- Title: SiN Episodes: Emergence
- Developer: Ritual Entertainment
- Publisher: Valve
- System: PC
Calling SiN story-light might not be fair. It would be more accurate to say that this first episode of the 'season' isn't heavy on plot elements. Ritual plans on making these 5-8 hour gameplay releases a regular event. A 'season' will be a complete story made up of three episodes: a beginning, a middle, and an end. You're awakened at the start of this episode staring into the um, eyes of an attractive woman and a well-dressed guy. You're strapped onto a table, and have apparently been injected with something. Before you can really understand what's going on, another attractive woman comes to your aid, spiriting you away in her auto.
What follows is a textbook-standard FPS. You make your way through the grubby urban environments, a secret underground lair, and moist crawlspaces, shooting the faceless bad guys that get in your way. Weapons are fairly limited in this first episode; For most of the game you have a pistol, a shotgun, and grenades. Really, though, what else do you need? Enemy models and map creation are fairly generic, though they are competently executed. There's a couple of nice action set-pieces, such as a fight against jet-pack wearing baddies from inside a cargo crate being lifted over a body of water. The few explanatory plot moments are used with the in-game engine, as in cousin Half-Life.
If there is a differentiating element to SiN, it is the adaptive AI and stat-tracking that haunts you throughout the game. Every bullet you fire, which gun you use, whether it hits or not, all are tracked as you move through the title. The enemies will start off fairly dumb, but if you find yourself having an easy time of it you'll start to notice the enemies beginning to adopt new tactics. If you pwn the bad guys hard enough in the first few levels, you may even find yourself outclassed when the action gets fast and furious later in the episode. This intelligent adaptation to your gameplay is a little spooky once you start noticing it. The first time you find yourself in the middle of a well-executed pincer maneuver, with soldiers on all sides closing in, you'll know you've gotten the AI's attention.

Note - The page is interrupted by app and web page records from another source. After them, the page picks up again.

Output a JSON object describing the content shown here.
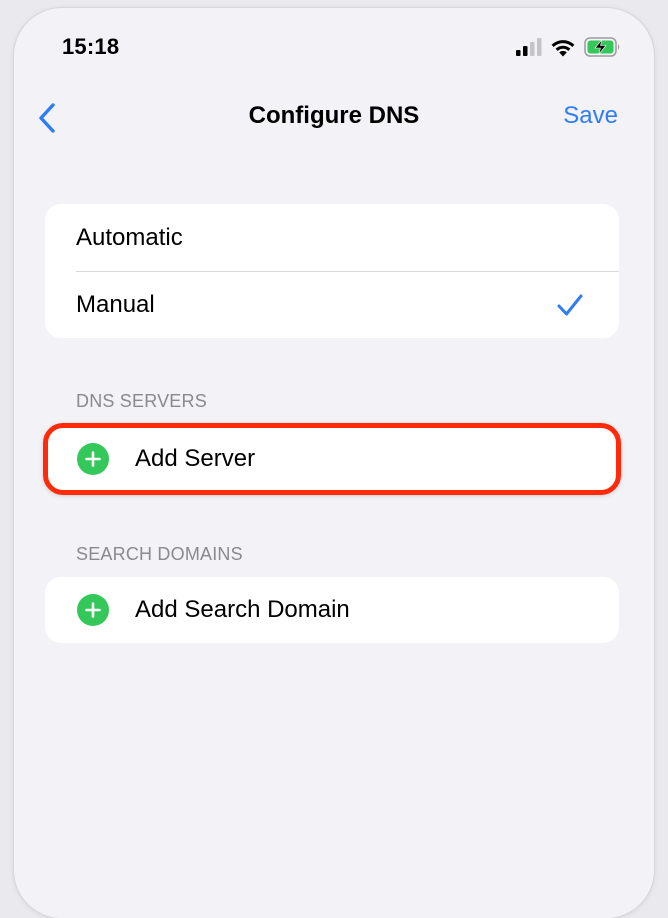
{
  "status_bar": {
    "time": "15:18",
    "icons": [
      "cellular-signal-icon",
      "wifi-icon",
      "battery-charging-icon"
    ]
  },
  "nav": {
    "title": "Configure DNS",
    "back_icon": "chevron-left-icon",
    "save_label": "Save"
  },
  "mode": {
    "options": [
      {
        "label": "Automatic",
        "selected": false
      },
      {
        "label": "Manual",
        "selected": true
      }
    ]
  },
  "dns_servers": {
    "header": "DNS SERVERS",
    "add_label": "Add Server"
  },
  "search_domains": {
    "header": "SEARCH DOMAINS",
    "add_label": "Add Search Domain"
  },
  "colors": {
    "accent": "#2f7cf6",
    "add_green": "#34c759",
    "highlight": "#ff2a0a",
    "background": "#f2f2f7"
  }
}
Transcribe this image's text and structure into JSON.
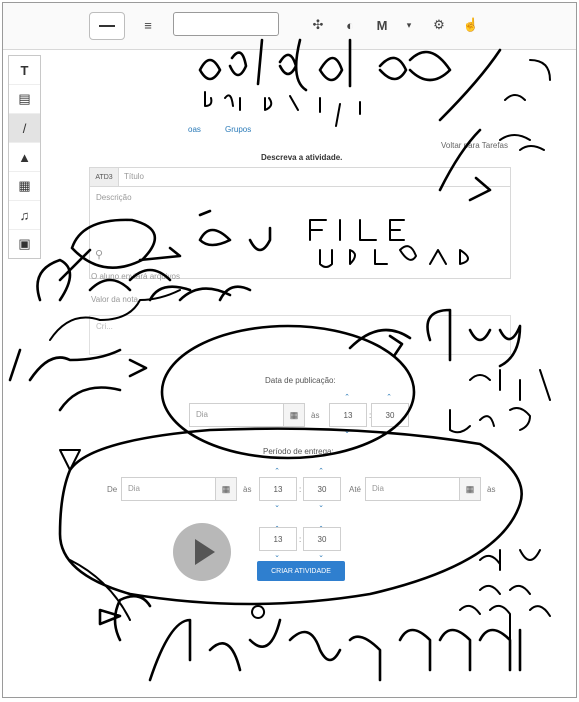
{
  "toolbar": {
    "weight_label": "≡",
    "move_icon": "move-icon",
    "eraser_icon": "eraser-icon",
    "m_label": "M",
    "settings_icon": "gear-icon",
    "hand_icon": "hand-icon"
  },
  "palette": {
    "items": [
      "T",
      "▤",
      "/",
      "▲",
      "▦",
      "♫",
      "▣"
    ]
  },
  "app": {
    "tab_partial": "oas",
    "tab_grupos": "Grupos",
    "back_link": "Voltar para Tarefas",
    "section_title": "Descreva a atividade.",
    "atv_label": "ATD3",
    "titulo_placeholder": "Título",
    "descricao_placeholder": "Descrição",
    "aluno_check": "O aluno enviará arquivos",
    "nota_label": "Valor da nota",
    "publicacao_title": "Data de publicação:",
    "date_placeholder": "Dia",
    "as_label": "às",
    "colon": ":",
    "pub_hour": "13",
    "pub_minute": "30",
    "entrega_title": "Período de entrega:",
    "de_label": "De",
    "ate_label": "Até",
    "ent_start_hour": "13",
    "ent_start_minute": "30",
    "ent_end_hour": "13",
    "ent_end_minute": "30",
    "criar_button": "CRIAR ATIVIDADE"
  },
  "colors": {
    "accent_blue": "#2f7fcf",
    "ink": "#000000"
  }
}
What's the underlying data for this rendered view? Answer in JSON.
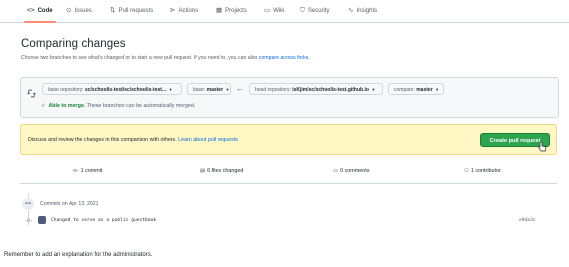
{
  "nav": {
    "tabs": [
      {
        "label": "Code",
        "icon": "code-icon",
        "glyph": "<>"
      },
      {
        "label": "Issues",
        "icon": "issue-icon",
        "glyph": "⊙"
      },
      {
        "label": "Pull requests",
        "icon": "pull-request-icon",
        "glyph": "⇅"
      },
      {
        "label": "Actions",
        "icon": "actions-icon",
        "glyph": "⊳"
      },
      {
        "label": "Projects",
        "icon": "projects-icon",
        "glyph": "▦"
      },
      {
        "label": "Wiki",
        "icon": "wiki-icon",
        "glyph": "▭"
      },
      {
        "label": "Security",
        "icon": "shield-icon",
        "glyph": "⛉"
      },
      {
        "label": "Insights",
        "icon": "graph-icon",
        "glyph": "∿"
      }
    ],
    "active_tab": "Code"
  },
  "heading": {
    "title": "Comparing changes",
    "subtitle": "Choose two branches to see what's changed or to start a new pull request. If you need to, you can also",
    "subtitle_link": "compare across forks."
  },
  "compare": {
    "base_repo_key": "base repository:",
    "base_repo_value": "sc/schoolis-test/sc/schoolis-test...",
    "base_key": "base:",
    "base_value": "master",
    "head_repo_key": "head repository:",
    "head_repo_value": "isKjim/sc/schoolis-test.github.io",
    "compare_key": "compare:",
    "compare_value": "master",
    "merge_ok": "Able to merge.",
    "merge_rest": "These branches can be automatically merged."
  },
  "flash": {
    "message": "Discuss and review the changes in this comparison with others.",
    "link": "Learn about pull requests",
    "button": "Create pull request"
  },
  "stats": {
    "commits": "1 commit",
    "files": "6 files changed",
    "comments": "0 comments",
    "contributors": "1 contributor"
  },
  "commits": {
    "date": "Commits on Apr 13, 2021",
    "message": "Changed to serve as a public guestbook",
    "sha": "e9da3c"
  },
  "footer": {
    "text": "Remember to add an explanation for the administrators."
  },
  "colors": {
    "primary_button": "#2da44e",
    "flash_bg": "#fff8c5",
    "link": "#0969da",
    "active_tab_underline": "#fd8c73"
  }
}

Visually, SiN looks a lot like cousin Half-Life, which only makes sense; Emergence was created with Valve's Source engine. All the 'fun with physics' moments you can have in Half-Life 2 are here in SiN, with some extra surprises. Despite what the Mythbusters had to say on the subject, compressed air tanks make surprisingly good weapons here. The polish on the game's look is less pronounced than it was with Half-Life 2, the result of a smaller budget and shorter development time. The audio is run and gun standard, but the weapon sounds are surprisingly satisfying. They have a lot of heft, which partially makes up for the very few weapons you'll have access to in the game.
If Emergence was $15, this would be a sure thing; At $20 I'm not sure this particular ride is worth the price of admission. Just the same, if you've got the money lying around and are a fan of the FPS genre, you're probably going to enjoy SiN There's nothing particularly wrong here, just a general sense of 'been there, done that'. At only five or six hours play time, you probably won't even have time to get bored before the episode is over. Future episodes will elaborate on the plot, give us more enemies to fight, and more weapons to fight with. As such, the pricetag may be more justified for future episodes. For right now, though, here's hoping they drop the price to make this bite-sized FPS morsel taste just right.